The familiar image of international surrogacy until now has mainly involved Americans and Europeans crossing the world to find women to birth their children. Now, wealthy Chinese couples are seeking surrogates in the US. The practice—a new version of Chinese “birth tourism”—offers a solution to rising infertility in China, a way around Chinese population controls, and even the added bonus of US citizenship for babies born in the States.
For years, pregnant Chinese women have come to the US, mainly to the West Coast, to give birth to baby US citizens who can, at the age of 21, sponsor their parents for green cards. In a new wrinkle, some are instead paying American women to carry their children—a way of getting citizenship as well as dealing with the fact that more Chinese couples are facing trouble having children. (Other surrogacy destinations for wealthy Chinese include Thailand, India, and Ukraine, but the US is still the favorite.)
According to a report on National Public Radio (NPR), surrogacy agencies in California say that the trend has taken off since 2009, as news of these services were passed on through word of mouth. One agency, West Coast Surrogacy, says that almost half of its clients waiting for a surrogate mother are from China. US fertility clinics and surrogacy operations have been creating Chinese language websites and staffing up with Mandarin speakers to cater to their new clients:

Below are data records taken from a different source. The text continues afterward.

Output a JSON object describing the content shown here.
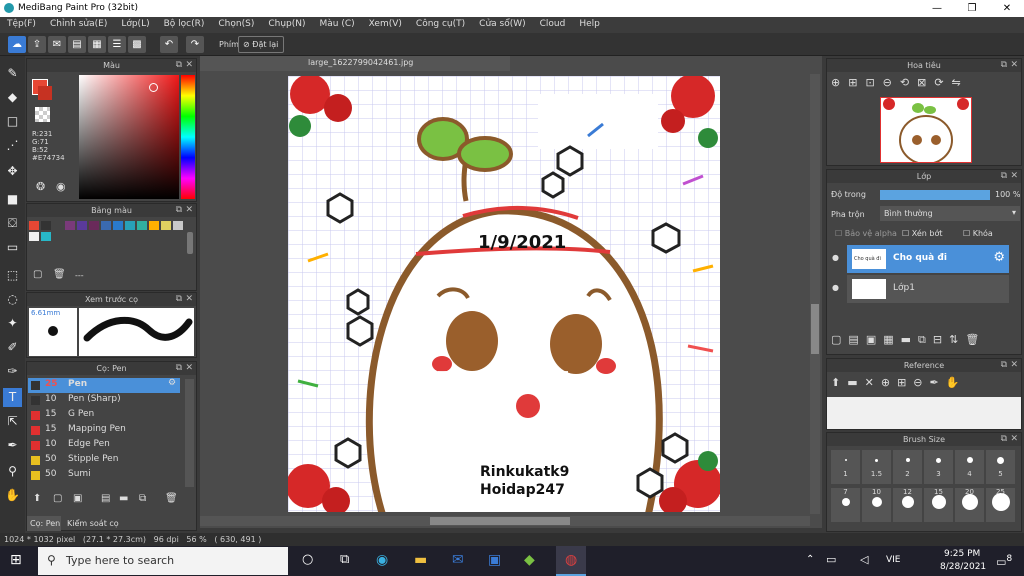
{
  "window": {
    "title": "MediBang Paint Pro (32bit)",
    "min": "—",
    "max": "❐",
    "close": "✕"
  },
  "menu": [
    "Tệp(F)",
    "Chỉnh sửa(E)",
    "Lớp(L)",
    "Bộ lọc(R)",
    "Chọn(S)",
    "Chụp(N)",
    "Màu (C)",
    "Xem(V)",
    "Công cụ(T)",
    "Cửa sổ(W)",
    "Cloud",
    "Help"
  ],
  "toolbar": {
    "shortcut_label": "Phím",
    "reset_label": "Đặt lại"
  },
  "color_panel": {
    "title": "Màu",
    "r": "R:231",
    "g": "G:71",
    "b": "B:52",
    "hex": "#E74734",
    "main_color": "#E74734"
  },
  "palette": {
    "title": "Bảng màu",
    "colors": [
      "#e74734",
      "#333333",
      "#444444",
      "#7a3a7a",
      "#5a3a9a",
      "#6a2a5a",
      "#3a6ab0",
      "#2a7acc",
      "#28a0b8",
      "#30b0a0",
      "#ffb000",
      "#e0d060",
      "#c8c8c8",
      "#f0f0f0",
      "#28b8c8"
    ],
    "footer": "---"
  },
  "brush_preview": {
    "title": "Xem trước cọ",
    "size": "6.61mm"
  },
  "brush_panel": {
    "title": "Cọ: Pen",
    "items": [
      {
        "size": "25",
        "name": "Pen",
        "color": "#333333"
      },
      {
        "size": "10",
        "name": "Pen (Sharp)",
        "color": "#333333"
      },
      {
        "size": "15",
        "name": "G Pen",
        "color": "#e03030"
      },
      {
        "size": "15",
        "name": "Mapping Pen",
        "color": "#e03030"
      },
      {
        "size": "10",
        "name": "Edge Pen",
        "color": "#e03030"
      },
      {
        "size": "50",
        "name": "Stipple Pen",
        "color": "#e8c020"
      },
      {
        "size": "50",
        "name": "Sumi",
        "color": "#e8c020"
      }
    ],
    "tab1": "Cọ: Pen",
    "tab2": "Kiểm soát cọ"
  },
  "document": {
    "filename": "large_1622799042461.jpg"
  },
  "artwork": {
    "date": "1/9/2021",
    "line1": "Rinkukatk9",
    "line2": "Hoidap247"
  },
  "navigator": {
    "title": "Hoa tiêu"
  },
  "layer_panel": {
    "title": "Lớp",
    "opacity_label": "Độ trong",
    "opacity_value": "100 %",
    "opacity_fraction": 1.0,
    "blend_label": "Pha trộn",
    "blend_value": "Bình thường",
    "protect_alpha": "Bảo vệ alpha",
    "clip": "Xén bớt",
    "lock": "Khóa",
    "layers": [
      {
        "name": "Cho quà đi",
        "thumb_text": "Cho quà đi"
      },
      {
        "name": "Lớp1"
      }
    ]
  },
  "reference": {
    "title": "Reference"
  },
  "brush_size": {
    "title": "Brush Size",
    "row1": [
      "1",
      "1.5",
      "2",
      "3",
      "4",
      "5"
    ],
    "row2": [
      "7",
      "10",
      "12",
      "15",
      "20",
      "25"
    ]
  },
  "status": {
    "text": "1024 * 1032 pixel   (27.1 * 27.3cm)   96 dpi   56 %   ( 630, 491 )"
  },
  "taskbar": {
    "search_placeholder": "Type here to search",
    "lang": "VIE",
    "time": "9:25 PM",
    "date": "8/28/2021",
    "notif": "8"
  }
}
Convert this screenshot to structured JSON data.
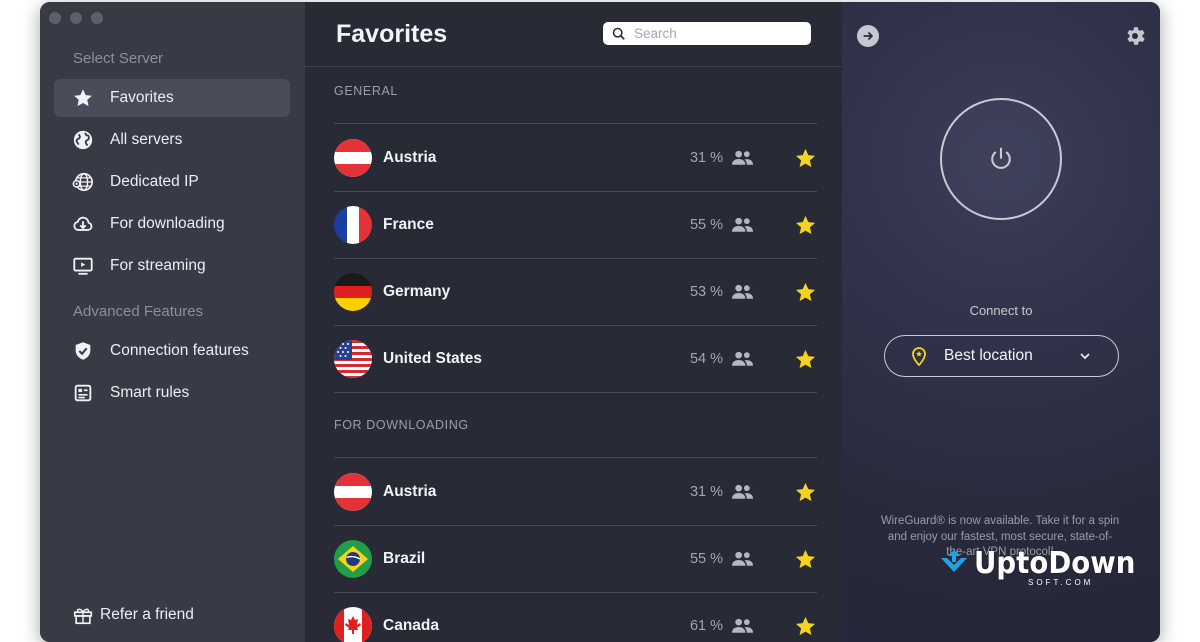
{
  "sidebar": {
    "select_server_label": "Select Server",
    "items": [
      {
        "label": "Favorites",
        "icon": "star-icon",
        "active": true
      },
      {
        "label": "All servers",
        "icon": "globe-icon"
      },
      {
        "label": "Dedicated IP",
        "icon": "dedicated-ip-globe-icon"
      },
      {
        "label": "For downloading",
        "icon": "cloud-download-icon"
      },
      {
        "label": "For streaming",
        "icon": "tv-play-icon"
      }
    ],
    "advanced_label": "Advanced Features",
    "advanced_items": [
      {
        "label": "Connection features",
        "icon": "shield-check-icon"
      },
      {
        "label": "Smart rules",
        "icon": "rules-icon"
      }
    ],
    "refer_label": "Refer a friend"
  },
  "main": {
    "title": "Favorites",
    "search_placeholder": "Search",
    "groups": [
      {
        "label": "GENERAL",
        "rows": [
          {
            "country": "Austria",
            "load": "31 %",
            "flag": "austria"
          },
          {
            "country": "France",
            "load": "55 %",
            "flag": "france"
          },
          {
            "country": "Germany",
            "load": "53 %",
            "flag": "germany"
          },
          {
            "country": "United States",
            "load": "54 %",
            "flag": "usa"
          }
        ]
      },
      {
        "label": "FOR DOWNLOADING",
        "rows": [
          {
            "country": "Austria",
            "load": "31 %",
            "flag": "austria"
          },
          {
            "country": "Brazil",
            "load": "55 %",
            "flag": "brazil"
          },
          {
            "country": "Canada",
            "load": "61 %",
            "flag": "canada"
          }
        ]
      }
    ]
  },
  "right": {
    "connect_label": "Connect to",
    "location_label": "Best location",
    "notice": "WireGuard® is now available. Take it for a spin and enjoy our fastest, most secure, state-of-the-art VPN protocol!"
  },
  "watermark": {
    "brand": "UptoDown",
    "sub": "SOFT.COM"
  },
  "colors": {
    "sidebar_bg": "#383a46",
    "main_bg": "#282a36",
    "star": "#f5d31f",
    "text": "#f2f3f7"
  }
}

As we’ve reported, infertility in China has risen fourfold over the past three decades to 12.5%, according to the being relaxed.
The expenses of surrogacy are not insignificant. One couple interviewed by NPR paid $275,000 for the process. Another Chinese agency charges between $120,000 and $200,000. Surrogate mothers are usually paid between $22,000 and $30,000, and prenatal care and other additional fees can cost up to $16,000. And couples who need an egg donation are likely to pay another $15,000.